Data about app and page elements:
__________________________________________________

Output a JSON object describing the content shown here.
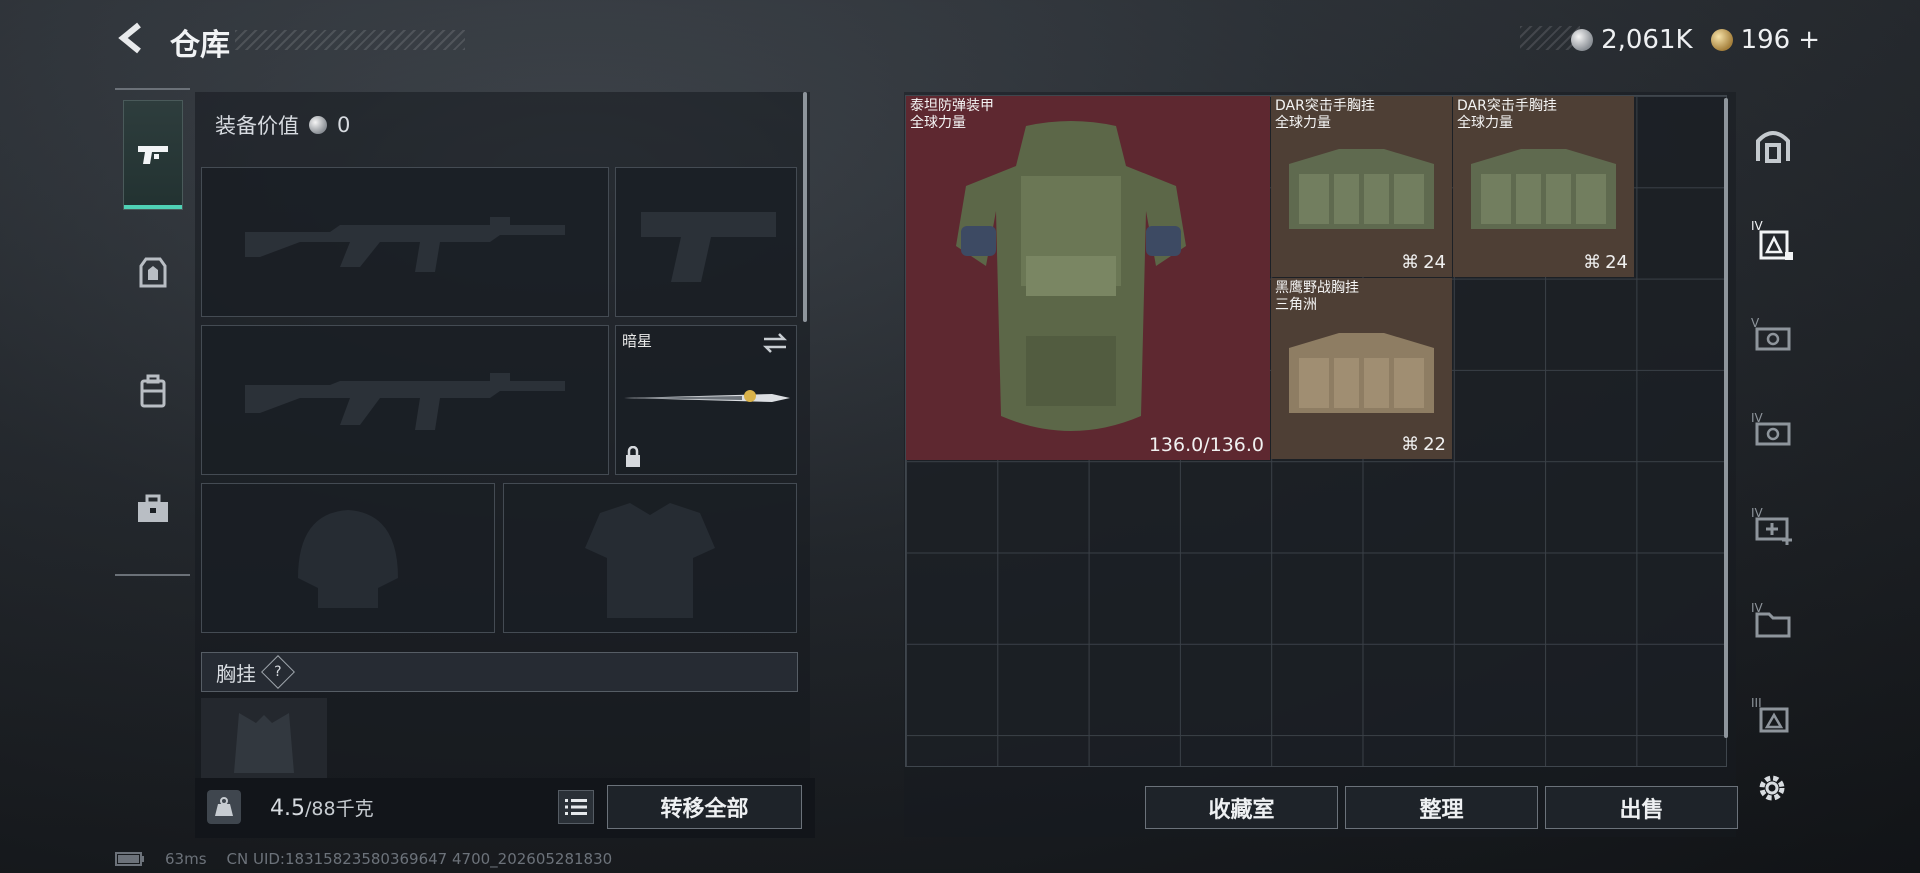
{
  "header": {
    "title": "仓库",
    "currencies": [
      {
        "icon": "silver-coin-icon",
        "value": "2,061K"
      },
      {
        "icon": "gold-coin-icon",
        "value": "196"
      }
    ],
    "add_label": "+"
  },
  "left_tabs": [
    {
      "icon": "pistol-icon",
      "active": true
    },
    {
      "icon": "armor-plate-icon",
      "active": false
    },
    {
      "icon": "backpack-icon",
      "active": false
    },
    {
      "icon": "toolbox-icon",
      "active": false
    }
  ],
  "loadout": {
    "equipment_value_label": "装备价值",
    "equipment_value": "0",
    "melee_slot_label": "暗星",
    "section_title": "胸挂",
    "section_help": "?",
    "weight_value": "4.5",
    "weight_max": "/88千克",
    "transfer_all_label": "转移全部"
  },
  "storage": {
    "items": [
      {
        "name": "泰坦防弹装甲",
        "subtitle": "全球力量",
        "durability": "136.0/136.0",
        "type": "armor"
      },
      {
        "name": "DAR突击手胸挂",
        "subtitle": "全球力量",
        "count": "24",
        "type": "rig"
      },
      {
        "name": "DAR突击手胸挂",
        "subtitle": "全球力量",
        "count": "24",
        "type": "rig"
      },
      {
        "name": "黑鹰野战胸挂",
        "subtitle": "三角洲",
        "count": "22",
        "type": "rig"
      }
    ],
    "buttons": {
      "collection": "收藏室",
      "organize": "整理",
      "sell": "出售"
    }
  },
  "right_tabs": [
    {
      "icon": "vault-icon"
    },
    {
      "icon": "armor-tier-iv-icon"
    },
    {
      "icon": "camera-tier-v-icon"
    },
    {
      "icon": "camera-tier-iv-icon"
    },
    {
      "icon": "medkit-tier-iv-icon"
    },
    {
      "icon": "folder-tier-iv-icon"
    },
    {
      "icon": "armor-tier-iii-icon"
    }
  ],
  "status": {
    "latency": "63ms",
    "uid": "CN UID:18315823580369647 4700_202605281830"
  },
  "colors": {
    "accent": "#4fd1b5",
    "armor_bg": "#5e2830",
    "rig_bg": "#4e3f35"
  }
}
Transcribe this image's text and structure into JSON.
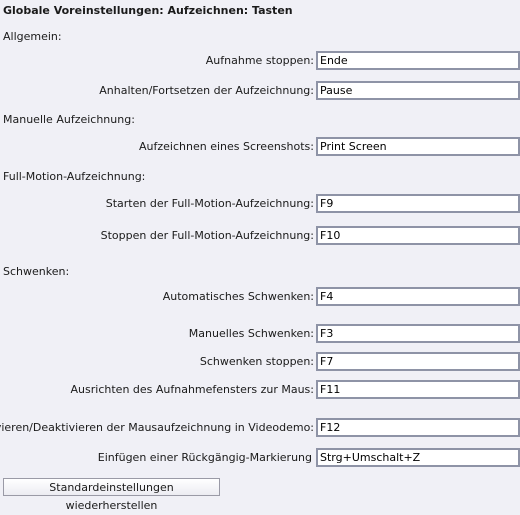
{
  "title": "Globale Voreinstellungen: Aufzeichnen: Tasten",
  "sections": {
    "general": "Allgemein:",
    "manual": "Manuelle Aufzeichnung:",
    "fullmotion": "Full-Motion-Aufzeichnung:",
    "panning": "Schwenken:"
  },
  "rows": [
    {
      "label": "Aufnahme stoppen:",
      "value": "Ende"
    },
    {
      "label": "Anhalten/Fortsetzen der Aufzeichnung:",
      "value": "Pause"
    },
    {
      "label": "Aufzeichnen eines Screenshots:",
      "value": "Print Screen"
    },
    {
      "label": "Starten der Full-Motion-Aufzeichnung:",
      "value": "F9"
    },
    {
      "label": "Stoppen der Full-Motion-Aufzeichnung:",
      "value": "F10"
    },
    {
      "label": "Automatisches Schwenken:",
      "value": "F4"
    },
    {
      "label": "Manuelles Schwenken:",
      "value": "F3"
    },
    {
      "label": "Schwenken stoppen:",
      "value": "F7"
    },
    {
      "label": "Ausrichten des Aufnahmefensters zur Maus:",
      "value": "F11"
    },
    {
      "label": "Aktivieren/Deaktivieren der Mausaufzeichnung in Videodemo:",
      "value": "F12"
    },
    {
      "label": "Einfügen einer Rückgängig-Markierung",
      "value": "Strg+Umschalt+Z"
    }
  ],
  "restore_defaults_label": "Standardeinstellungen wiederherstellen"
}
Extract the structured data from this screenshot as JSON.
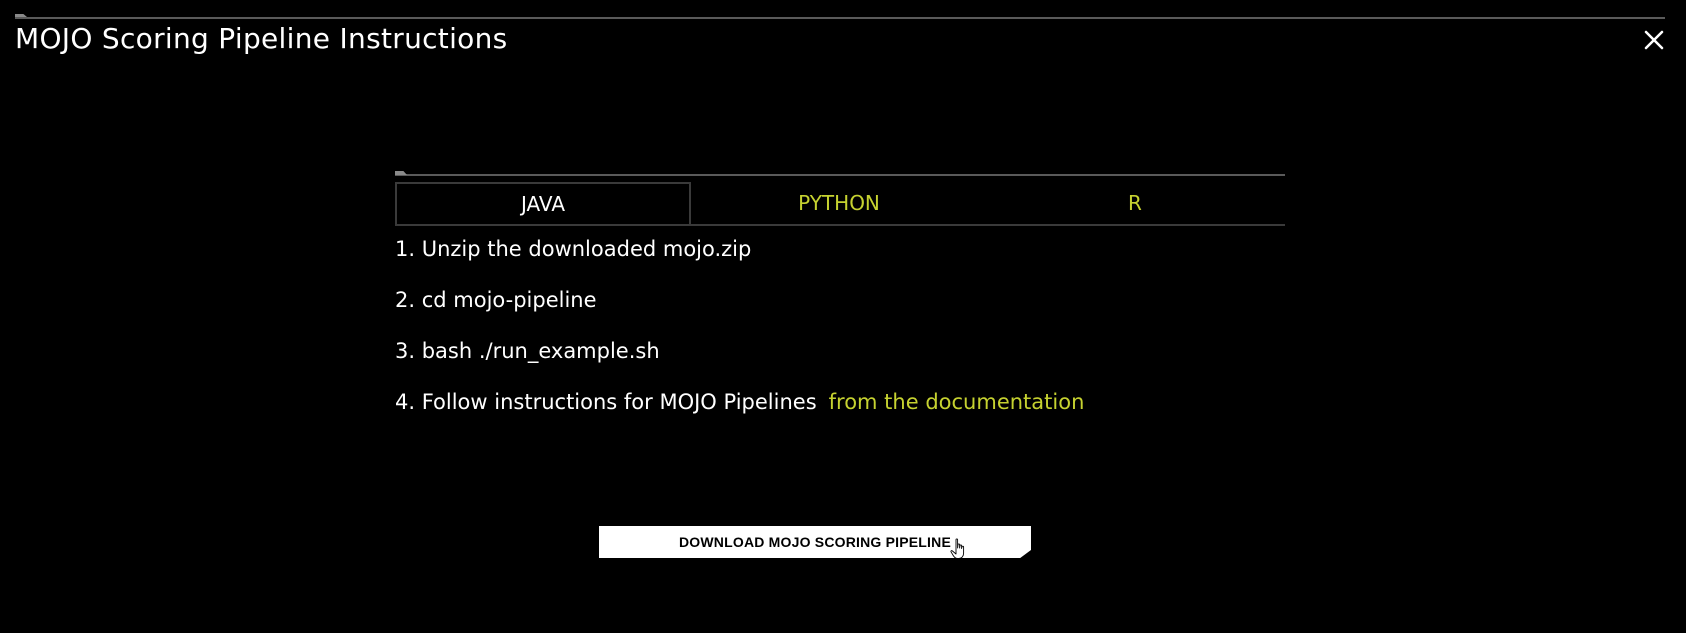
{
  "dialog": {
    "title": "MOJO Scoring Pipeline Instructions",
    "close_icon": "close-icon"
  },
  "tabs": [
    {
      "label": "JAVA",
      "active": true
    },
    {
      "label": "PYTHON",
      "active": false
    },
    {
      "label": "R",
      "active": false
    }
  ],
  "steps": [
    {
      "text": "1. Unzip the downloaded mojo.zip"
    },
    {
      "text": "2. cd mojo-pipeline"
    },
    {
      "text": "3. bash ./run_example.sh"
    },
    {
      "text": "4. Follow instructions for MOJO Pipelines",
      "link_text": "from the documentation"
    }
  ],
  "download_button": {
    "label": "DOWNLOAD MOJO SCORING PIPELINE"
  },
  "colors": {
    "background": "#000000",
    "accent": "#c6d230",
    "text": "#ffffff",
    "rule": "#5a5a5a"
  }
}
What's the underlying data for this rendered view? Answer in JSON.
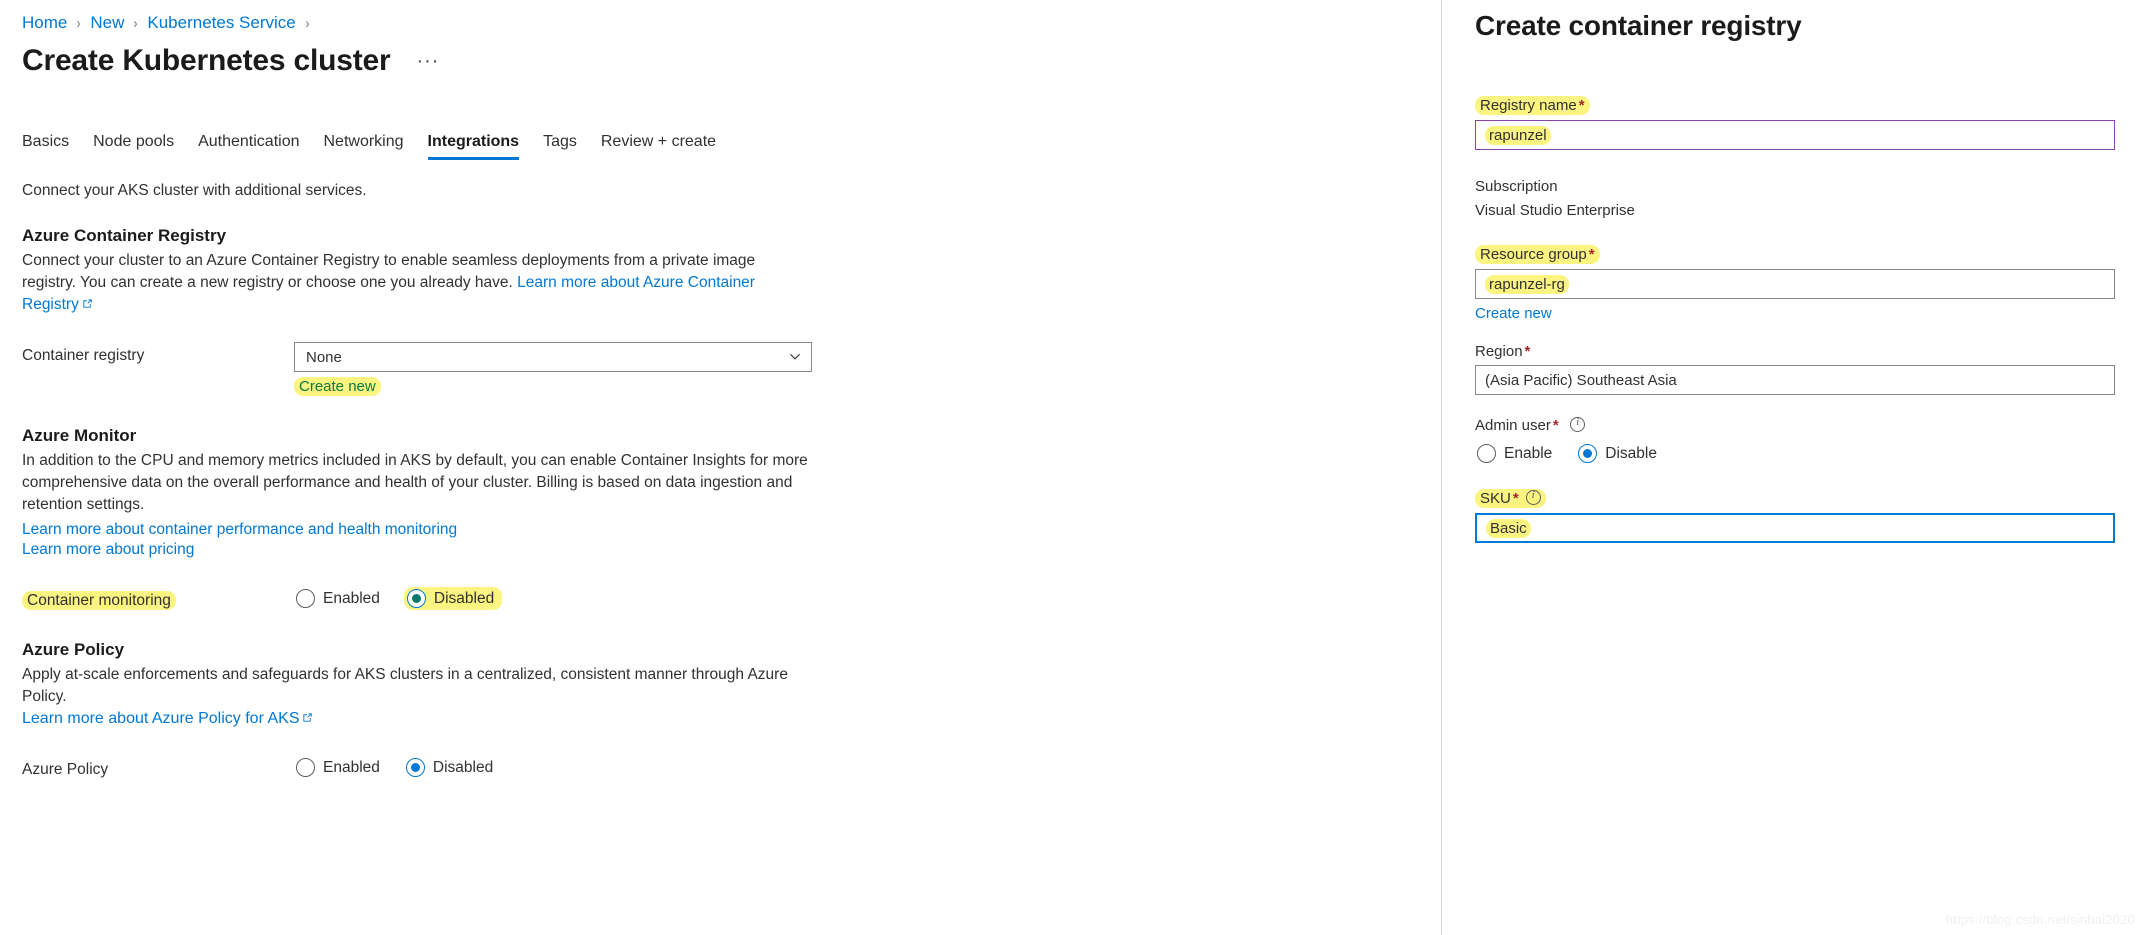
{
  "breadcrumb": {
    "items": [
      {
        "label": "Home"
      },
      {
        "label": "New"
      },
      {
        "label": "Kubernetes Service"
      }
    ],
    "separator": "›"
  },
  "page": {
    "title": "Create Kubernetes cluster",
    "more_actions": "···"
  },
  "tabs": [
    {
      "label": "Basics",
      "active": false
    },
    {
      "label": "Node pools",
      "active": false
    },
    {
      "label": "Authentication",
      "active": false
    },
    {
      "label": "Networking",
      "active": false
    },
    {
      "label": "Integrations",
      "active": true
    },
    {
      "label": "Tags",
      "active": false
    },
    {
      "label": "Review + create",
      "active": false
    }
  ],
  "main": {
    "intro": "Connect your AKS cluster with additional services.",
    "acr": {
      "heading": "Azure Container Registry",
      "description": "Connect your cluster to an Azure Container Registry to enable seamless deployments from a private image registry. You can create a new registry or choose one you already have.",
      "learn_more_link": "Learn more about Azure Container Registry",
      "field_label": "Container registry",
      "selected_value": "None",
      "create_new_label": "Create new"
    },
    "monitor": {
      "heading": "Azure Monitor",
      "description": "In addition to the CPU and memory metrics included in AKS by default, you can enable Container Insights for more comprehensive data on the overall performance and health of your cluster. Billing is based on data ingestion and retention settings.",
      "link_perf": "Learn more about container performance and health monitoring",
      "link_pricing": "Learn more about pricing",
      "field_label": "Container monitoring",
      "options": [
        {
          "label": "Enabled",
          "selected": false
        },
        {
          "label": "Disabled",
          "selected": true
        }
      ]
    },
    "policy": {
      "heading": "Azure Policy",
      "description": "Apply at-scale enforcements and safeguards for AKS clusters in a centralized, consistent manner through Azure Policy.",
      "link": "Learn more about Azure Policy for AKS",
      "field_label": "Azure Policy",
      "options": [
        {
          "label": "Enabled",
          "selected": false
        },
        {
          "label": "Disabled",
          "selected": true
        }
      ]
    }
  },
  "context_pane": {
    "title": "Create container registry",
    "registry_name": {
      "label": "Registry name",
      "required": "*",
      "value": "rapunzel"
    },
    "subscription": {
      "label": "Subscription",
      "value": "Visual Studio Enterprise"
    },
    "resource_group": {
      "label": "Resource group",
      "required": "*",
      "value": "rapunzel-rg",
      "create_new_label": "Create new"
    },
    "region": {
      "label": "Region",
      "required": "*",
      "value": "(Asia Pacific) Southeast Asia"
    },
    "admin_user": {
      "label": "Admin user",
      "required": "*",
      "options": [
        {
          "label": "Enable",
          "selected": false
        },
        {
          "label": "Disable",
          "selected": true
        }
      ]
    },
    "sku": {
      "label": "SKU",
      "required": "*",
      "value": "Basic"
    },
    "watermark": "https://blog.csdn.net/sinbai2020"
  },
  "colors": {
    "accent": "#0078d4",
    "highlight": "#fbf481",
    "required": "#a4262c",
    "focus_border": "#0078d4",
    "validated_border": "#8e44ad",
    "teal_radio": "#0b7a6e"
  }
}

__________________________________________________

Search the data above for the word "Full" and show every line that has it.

    "fullmotion": "Full-Motion-Aufzeichnung:",
      "label": "Starten der Full-Motion-Aufzeichnung:",
      "label": "Stoppen der Full-Motion-Aufzeichnung:",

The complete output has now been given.